From March 16-20, eight Columbia Law students visited San José State University to assist the College of Applied Sciences and Arts Justice Studies department’s Records Clearance Project during their spring break. The students are the fourth group that has opted to use their spring break from Columbia Law School to help Santa Clara residents who want to expunge their records.

During the week, the law students worked with SJSU undergraduate students to interview eight clients, prepare petitions to have their records expunged and provided a rap sheet analysis of paths to expungement to 19 women in Elmwood County Jail.

Each law student was partnered with an SJSU undergraduate student for a week of intense work on the project.

“It’s been a great week and it’s been fun for me even though it has been a ton of work,” said Peggy Stevenson, the founder and director of the Records Clearance Project.

Since 2008, Record Clearance Project students and volunteers have provided more than 32,000 hours of service, not including the time put in for the Spring 2015 semester. According to the team’s estimates the market value of RCP services is 10 times the actual cost to run the program.

As of March 2015, the Records Clearance Project volunteers and students have prepared 823 petitions for 242 clients since the start of the program, with 99 percent of the convictions expunged and 94 percent of eligible felonies reduced to misdemeanors.

With luggage filling the corners of the room just before some of the law students flew home on the last day of their spring break, Stevenson asked them for feedback on the week’s work.

“Help us see what worked well and help us see what didn’t,” she said.

Preetha Reddy said she thought the activities were well timed to give them a sense that they had started and completed a project in the short time they had at SJSU.

“It was a good balance of being here, working along and with partners,” she said. “We did a lot of work, but it was well-timed and organized.”

She said that working on preparing petitions for future court hearings and also working with the women in the jail offered the chance to see clients of the Record Clearance Project as they neared the end of their journey while seeing others just beginning their journey.

“We got more than we gave,” Mindy Lin said. “We learned so much…I feel like we could do more.”

Some of the law students commented on how much the undergraduate students knew about the process of expungement while they were learning it on the spot.

“I was really impressed with how much we fit into five days,” Josh Dell said. “It’s more than in two weeks of law school…I lucked out that my client was very forth coming and really deserving.”

All the law students said they felt that their clients were deserving and working to change their lives for the better.

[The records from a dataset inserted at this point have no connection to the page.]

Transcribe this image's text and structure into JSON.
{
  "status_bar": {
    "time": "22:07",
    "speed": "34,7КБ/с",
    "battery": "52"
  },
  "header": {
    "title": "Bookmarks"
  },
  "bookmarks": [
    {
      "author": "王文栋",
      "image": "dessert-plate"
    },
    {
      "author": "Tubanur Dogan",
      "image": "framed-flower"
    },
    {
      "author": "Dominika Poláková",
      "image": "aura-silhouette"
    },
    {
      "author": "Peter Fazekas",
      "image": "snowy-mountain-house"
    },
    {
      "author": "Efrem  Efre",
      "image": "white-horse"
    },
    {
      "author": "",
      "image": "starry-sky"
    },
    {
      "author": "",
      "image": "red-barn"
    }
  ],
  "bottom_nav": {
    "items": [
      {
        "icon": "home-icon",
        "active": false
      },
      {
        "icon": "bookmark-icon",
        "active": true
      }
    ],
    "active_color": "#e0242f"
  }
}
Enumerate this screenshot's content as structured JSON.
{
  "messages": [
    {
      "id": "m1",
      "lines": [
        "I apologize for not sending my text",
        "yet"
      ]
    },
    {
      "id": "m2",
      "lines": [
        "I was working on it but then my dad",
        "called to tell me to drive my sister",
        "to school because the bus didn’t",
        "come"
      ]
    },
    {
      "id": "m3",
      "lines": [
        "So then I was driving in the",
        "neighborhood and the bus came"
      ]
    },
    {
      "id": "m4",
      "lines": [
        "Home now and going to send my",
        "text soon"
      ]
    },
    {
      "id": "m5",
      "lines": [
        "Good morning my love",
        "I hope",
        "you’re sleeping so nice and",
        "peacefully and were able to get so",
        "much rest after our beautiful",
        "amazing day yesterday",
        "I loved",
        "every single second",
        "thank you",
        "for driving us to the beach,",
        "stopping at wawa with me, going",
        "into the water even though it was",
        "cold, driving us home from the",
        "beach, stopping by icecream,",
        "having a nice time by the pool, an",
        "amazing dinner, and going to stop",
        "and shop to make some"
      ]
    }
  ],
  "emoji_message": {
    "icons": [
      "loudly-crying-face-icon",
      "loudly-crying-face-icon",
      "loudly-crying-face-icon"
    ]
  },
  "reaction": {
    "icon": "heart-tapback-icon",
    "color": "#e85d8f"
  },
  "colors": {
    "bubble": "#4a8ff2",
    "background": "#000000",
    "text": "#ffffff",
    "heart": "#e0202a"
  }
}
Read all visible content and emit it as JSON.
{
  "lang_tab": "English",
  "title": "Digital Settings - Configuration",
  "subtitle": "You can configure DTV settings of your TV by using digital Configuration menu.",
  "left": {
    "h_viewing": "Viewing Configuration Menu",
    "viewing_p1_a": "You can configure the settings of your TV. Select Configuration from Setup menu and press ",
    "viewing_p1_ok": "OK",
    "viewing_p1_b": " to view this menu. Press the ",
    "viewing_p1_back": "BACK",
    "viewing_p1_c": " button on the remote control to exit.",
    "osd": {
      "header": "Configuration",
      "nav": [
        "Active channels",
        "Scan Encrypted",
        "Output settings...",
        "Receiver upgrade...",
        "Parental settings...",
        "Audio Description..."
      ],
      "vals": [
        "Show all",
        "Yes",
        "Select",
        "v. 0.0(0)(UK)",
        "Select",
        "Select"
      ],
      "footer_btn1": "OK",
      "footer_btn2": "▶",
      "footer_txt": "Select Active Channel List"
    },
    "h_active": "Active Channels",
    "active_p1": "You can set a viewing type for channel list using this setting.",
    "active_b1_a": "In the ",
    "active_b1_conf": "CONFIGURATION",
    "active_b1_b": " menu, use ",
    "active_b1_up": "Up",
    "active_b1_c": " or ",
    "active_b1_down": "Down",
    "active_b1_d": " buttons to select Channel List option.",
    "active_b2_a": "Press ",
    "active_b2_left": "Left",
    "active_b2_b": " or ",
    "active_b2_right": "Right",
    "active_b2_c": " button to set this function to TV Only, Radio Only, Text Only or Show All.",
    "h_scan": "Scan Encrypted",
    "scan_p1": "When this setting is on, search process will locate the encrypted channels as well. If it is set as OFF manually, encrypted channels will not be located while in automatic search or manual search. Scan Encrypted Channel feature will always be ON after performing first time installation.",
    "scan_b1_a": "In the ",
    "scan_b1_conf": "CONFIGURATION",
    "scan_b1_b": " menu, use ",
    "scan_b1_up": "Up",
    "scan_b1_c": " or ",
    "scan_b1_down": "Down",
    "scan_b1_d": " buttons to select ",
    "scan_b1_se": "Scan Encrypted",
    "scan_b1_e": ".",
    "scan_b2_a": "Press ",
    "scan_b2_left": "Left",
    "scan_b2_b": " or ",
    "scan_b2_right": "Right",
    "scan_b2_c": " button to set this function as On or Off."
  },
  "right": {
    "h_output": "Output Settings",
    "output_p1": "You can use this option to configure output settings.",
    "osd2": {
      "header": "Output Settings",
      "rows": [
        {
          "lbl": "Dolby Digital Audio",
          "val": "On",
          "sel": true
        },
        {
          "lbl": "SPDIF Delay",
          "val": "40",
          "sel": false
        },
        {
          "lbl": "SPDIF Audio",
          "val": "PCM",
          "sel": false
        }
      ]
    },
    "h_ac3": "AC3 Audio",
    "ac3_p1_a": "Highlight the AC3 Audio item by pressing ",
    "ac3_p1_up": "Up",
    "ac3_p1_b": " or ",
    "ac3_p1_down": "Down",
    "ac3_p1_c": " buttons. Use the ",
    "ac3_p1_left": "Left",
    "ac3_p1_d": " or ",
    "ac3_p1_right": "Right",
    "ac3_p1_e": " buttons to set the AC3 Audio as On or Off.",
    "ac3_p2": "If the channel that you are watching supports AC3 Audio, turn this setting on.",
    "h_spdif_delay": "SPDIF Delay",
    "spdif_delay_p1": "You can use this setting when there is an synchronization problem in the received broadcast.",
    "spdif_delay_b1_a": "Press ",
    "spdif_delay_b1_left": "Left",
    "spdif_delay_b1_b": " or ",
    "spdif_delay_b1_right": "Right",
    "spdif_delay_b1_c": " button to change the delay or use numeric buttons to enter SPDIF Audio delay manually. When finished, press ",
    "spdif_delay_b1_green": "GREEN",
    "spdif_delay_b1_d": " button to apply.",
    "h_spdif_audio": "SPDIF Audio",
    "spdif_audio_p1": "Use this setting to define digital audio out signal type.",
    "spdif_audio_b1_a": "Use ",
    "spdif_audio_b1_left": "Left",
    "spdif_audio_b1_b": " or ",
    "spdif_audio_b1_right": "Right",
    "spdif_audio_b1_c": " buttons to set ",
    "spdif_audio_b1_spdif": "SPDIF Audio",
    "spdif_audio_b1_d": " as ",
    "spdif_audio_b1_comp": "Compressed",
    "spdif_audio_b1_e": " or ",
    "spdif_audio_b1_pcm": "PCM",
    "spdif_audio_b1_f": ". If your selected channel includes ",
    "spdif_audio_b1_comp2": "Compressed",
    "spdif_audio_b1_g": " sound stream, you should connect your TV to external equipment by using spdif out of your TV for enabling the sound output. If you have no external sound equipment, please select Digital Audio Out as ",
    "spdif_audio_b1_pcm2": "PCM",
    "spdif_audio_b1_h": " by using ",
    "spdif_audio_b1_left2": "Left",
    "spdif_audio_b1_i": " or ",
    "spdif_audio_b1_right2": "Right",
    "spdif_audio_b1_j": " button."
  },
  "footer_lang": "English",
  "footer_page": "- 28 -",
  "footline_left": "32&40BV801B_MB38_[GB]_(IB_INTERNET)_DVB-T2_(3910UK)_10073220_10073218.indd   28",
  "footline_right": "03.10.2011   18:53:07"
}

“I learned a lot about other people’s stories and wanting a new life,” Wendy Ren said, noting that her parents were skeptical that someone who had committed a crime would want to start a new life. “I didn’t know until I went through the process. It is a turning point for me as well.”

Some of the law students felt the same way.

“When you look at a client on paper, it’s just work,” Lin said. “It seems like it’s not that bad – it should be straight forward. But it’s not just legal. It (affects) marriages, families and self-esteem.”

The full list of Columbia Law students who participated in the alternative spring break at SJSU includes:

Wendy Ren

Kim Hyo

Mindy Lin

Josh Dell

Bryant Cobb

Joseph Niczky

Bram Schumer

Preetha Reddy